(PROBLEM) Look below and pull out each line with the word "selected".

(DATA TO USE)
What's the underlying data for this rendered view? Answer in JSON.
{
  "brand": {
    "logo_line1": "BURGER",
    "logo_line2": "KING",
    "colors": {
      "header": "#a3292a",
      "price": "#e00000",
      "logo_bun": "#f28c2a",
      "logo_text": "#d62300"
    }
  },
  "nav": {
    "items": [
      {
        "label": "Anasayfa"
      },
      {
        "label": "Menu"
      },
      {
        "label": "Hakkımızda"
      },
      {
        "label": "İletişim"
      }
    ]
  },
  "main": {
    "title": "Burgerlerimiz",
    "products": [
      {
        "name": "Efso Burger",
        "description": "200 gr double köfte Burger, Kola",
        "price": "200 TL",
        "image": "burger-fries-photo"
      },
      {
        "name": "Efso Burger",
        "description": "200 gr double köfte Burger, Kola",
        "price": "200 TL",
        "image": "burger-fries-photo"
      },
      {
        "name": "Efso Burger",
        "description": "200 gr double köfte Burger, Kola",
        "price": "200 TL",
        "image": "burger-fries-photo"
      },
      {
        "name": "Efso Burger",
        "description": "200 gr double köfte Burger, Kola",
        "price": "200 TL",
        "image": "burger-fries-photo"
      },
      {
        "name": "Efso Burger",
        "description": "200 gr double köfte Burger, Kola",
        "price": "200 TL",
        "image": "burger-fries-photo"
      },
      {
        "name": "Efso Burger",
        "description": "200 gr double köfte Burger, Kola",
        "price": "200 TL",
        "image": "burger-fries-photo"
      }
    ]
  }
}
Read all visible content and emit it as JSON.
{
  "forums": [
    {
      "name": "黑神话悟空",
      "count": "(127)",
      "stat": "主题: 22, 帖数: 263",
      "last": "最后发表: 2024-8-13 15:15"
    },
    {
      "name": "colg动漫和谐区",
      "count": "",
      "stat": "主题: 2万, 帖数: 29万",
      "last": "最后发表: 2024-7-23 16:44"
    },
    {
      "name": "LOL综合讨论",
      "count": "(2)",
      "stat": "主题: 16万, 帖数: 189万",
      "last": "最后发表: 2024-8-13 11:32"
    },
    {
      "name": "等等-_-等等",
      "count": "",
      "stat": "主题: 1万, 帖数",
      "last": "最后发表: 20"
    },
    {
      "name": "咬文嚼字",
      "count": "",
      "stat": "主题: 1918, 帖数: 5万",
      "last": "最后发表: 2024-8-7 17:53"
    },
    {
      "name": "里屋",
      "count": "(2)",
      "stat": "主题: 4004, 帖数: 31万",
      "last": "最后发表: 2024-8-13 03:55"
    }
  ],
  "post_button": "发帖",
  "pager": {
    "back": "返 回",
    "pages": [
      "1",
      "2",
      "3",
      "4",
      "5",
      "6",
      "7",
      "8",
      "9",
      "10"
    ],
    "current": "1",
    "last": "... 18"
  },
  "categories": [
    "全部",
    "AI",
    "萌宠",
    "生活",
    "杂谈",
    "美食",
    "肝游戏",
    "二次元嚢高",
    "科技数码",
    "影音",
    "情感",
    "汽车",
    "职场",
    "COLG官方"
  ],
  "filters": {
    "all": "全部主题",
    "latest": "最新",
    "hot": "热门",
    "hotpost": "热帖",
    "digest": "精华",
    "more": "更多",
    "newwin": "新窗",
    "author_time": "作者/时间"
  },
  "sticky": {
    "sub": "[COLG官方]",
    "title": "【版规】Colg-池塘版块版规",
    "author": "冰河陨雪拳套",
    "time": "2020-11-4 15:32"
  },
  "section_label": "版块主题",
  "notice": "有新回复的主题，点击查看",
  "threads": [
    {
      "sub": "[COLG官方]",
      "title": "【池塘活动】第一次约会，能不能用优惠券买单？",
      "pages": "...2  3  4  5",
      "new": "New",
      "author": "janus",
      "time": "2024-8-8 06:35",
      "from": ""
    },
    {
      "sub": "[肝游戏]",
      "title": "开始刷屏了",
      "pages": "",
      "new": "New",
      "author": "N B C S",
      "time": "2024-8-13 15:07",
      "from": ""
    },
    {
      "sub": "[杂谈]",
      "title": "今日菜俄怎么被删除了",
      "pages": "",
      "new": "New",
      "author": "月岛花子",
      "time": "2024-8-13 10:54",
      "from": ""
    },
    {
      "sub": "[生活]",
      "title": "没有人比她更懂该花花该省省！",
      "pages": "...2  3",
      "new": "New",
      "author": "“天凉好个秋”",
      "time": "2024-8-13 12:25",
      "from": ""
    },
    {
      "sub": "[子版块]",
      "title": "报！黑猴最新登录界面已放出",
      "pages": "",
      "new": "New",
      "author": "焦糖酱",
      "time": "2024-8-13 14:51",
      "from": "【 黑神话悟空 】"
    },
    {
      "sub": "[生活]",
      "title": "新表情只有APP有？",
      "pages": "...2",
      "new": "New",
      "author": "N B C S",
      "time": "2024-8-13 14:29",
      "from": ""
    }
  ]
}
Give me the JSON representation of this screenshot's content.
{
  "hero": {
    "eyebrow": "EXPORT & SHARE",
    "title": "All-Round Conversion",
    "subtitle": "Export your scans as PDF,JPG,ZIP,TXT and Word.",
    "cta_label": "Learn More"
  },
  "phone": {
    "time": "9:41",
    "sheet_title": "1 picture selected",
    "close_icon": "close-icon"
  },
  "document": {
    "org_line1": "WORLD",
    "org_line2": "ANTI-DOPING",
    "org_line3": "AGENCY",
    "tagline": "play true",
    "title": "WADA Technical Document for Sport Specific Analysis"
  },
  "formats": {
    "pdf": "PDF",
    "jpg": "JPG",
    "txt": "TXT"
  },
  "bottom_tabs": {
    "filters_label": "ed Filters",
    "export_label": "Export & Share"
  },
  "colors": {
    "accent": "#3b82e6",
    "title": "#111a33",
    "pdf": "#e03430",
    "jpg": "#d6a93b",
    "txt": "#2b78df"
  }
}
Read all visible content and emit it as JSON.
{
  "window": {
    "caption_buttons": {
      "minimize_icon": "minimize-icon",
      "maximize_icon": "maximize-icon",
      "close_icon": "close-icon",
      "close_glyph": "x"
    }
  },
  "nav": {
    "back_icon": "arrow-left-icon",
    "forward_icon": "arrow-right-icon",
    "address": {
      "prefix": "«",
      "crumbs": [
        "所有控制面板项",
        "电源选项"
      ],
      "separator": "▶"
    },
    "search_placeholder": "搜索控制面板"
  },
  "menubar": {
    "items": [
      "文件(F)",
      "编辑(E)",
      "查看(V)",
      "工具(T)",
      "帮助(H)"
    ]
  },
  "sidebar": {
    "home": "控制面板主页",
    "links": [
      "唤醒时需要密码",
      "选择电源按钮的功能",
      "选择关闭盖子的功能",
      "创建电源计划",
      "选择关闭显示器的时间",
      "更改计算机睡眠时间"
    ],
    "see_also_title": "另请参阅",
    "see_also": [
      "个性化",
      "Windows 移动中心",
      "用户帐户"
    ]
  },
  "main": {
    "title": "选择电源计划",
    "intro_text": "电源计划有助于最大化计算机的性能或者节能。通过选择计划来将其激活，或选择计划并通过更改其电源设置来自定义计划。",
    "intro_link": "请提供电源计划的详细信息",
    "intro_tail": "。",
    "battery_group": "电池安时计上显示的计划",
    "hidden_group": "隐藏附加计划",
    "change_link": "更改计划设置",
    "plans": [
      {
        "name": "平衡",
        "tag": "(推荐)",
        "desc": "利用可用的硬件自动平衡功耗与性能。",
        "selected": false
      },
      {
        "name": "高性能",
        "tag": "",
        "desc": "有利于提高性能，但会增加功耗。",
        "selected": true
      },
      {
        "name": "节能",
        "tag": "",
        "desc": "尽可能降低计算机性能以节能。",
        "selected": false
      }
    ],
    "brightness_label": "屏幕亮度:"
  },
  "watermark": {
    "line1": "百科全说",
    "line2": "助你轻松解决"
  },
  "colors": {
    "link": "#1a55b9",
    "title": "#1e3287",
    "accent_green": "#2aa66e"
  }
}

(RESPONSE)
    "sheet_title": "1 picture selected",
        "selected": false
        "selected": true
        "selected": false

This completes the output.